I don't know what's worse: the stupidity of this book, or the possibility that it might be accurate.
To be fair, if I were listening to it in audio forI don't know what's worse: the stupidity of this book, or the possibility that it might be accurate.
To be fair, if I were listening to it in audio format, it probably wouldn't phase me. This book is written the way teens talk, and I know all too well that I'm the worst for writing at a much more articulate level than I actually speak. The thing is, seeing it in print, for hundreds of pages, is difficult to digest. Especially when it's things like using 'goes' instead of 'says'. Ex:
'"Hey, Phil," Jason goes.'
'Jason's like, "You can pet him."'
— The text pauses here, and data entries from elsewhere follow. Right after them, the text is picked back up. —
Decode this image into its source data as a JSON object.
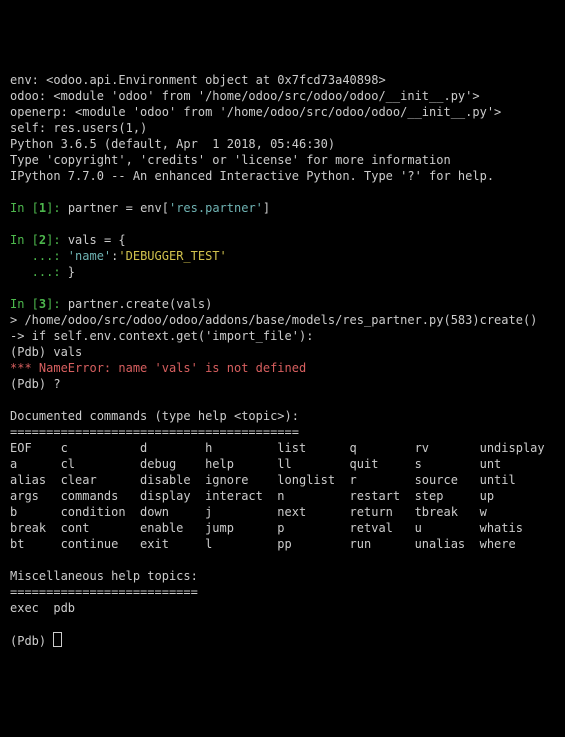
{
  "header": {
    "l1": "env: <odoo.api.Environment object at 0x7fcd73a40898>",
    "l2": "odoo: <module 'odoo' from '/home/odoo/src/odoo/odoo/__init__.py'>",
    "l3": "openerp: <module 'odoo' from '/home/odoo/src/odoo/odoo/__init__.py'>",
    "l4": "self: res.users(1,)",
    "l5": "Python 3.6.5 (default, Apr  1 2018, 05:46:30)",
    "l6": "Type 'copyright', 'credits' or 'license' for more information",
    "l7": "IPython 7.7.0 -- An enhanced Interactive Python. Type '?' for help."
  },
  "in1": {
    "pre": "In [",
    "num": "1",
    "post": "]: ",
    "code_a": "partner = env[",
    "str": "'res.partner'",
    "code_b": "]"
  },
  "in2": {
    "pre": "In [",
    "num": "2",
    "post": "]: ",
    "code": "vals = {",
    "cont_a": "   ...: ",
    "key": "'name'",
    "colon": ":",
    "val": "'DEBUGGER_TEST'",
    "cont_b": "   ...: ",
    "close": "}"
  },
  "in3": {
    "pre": "In [",
    "num": "3",
    "post": "]: ",
    "code": "partner.create(vals)"
  },
  "trace": {
    "l1": "> /home/odoo/src/odoo/odoo/addons/base/models/res_partner.py(583)create()",
    "l2": "-> if self.env.context.get('import_file'):",
    "l3": "(Pdb) vals",
    "err": "*** NameError: name 'vals' is not defined",
    "l5": "(Pdb) ?"
  },
  "help": {
    "title": "Documented commands (type help <topic>):",
    "sep1": "========================================",
    "r1": "EOF    c          d        h         list      q        rv       undisplay",
    "r2": "a      cl         debug    help      ll        quit     s        unt",
    "r3": "alias  clear      disable  ignore    longlist  r        source   until",
    "r4": "args   commands   display  interact  n         restart  step     up",
    "r5": "b      condition  down     j         next      return   tbreak   w",
    "r6": "break  cont       enable   jump      p         retval   u        whatis",
    "r7": "bt     continue   exit     l         pp        run      unalias  where",
    "misc_title": "Miscellaneous help topics:",
    "sep2": "==========================",
    "misc": "exec  pdb"
  },
  "prompt": "(Pdb) "
}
It makes it hard to take these characters seriously at all, even when the rest of the words, spoken or not, are really pretty normal.
Probably what erodes the credibility of the characters more than anything, is their ridiculously shallow thought processes. Not just callous-petty-and-self-serving-shallow, but ditsy-hollow-and-depthless-shallow.
--Lani and her best friend's boyfriend are totally into each other.
--In front of everyone
--Including the best friend
--Who doesn't notice
--And actually encourages them to spend time together
--Not suspicious in the least
--And Lani only feels slightly guilty for any of it
I mean, how could the best friend not care that her boyfriend pairs off to talk to Lani instead of her and they get in a tickle fight on the back porch in the dark?
Easy-- she wants important people in her life to like each other and get along. Duh.
And how is Lani able to justify this complete breach of trust and friendship?
Simple-- her horoscope, her palm reading, dream interpretation, tarot cards, and COINCIDENCE.
Oh my gosh, you like The Little Prince?-- So do I!....What, you have the exact same poster in your room?-- That is so crazy!..... And you've had it since you were 4 years old too?-- NO FREAKING WAY. We are so meant for each other.
You abbreviate words that aren't normally shortened?-- I thought I was the only one!.... Wait, you call it 'abbreve' too?-- I totally thought I made that up! .... You think water tastes like a colored shape, and we both knew this one is an orange rhombus?--- nuh-uh! We are soul mates.
This is all from the book. I kid you not.
The only thing I liked in the story is the occasional, quick-witted, straight-faced banter.
Ok, and maybe I found the subtext conversation amusing: -------------------------------------------------------- "Hey," Jason says.
Subtext: Why are you bothering us?
"So, Lani," Bianca goes. "I was wondering if Erin's going to camp this summer."
Subtext: I need an excuse to come over here, so I made up this lame one.
"Why wouldn't she?" I say.
Subtext: You know she's going to camp because she always goes to camp, so why are you asking?
"I thought she was, but my cousin was thinking about going to camp in Vermont so I thought she could talk to Erin about it."
Subtext: Why are you and Jason sitting together?
I'm like, "You could just ask Erin."
Subtext: Lay off.
"I know, I just thought you might know," Bianca says. "Well.....see ya!"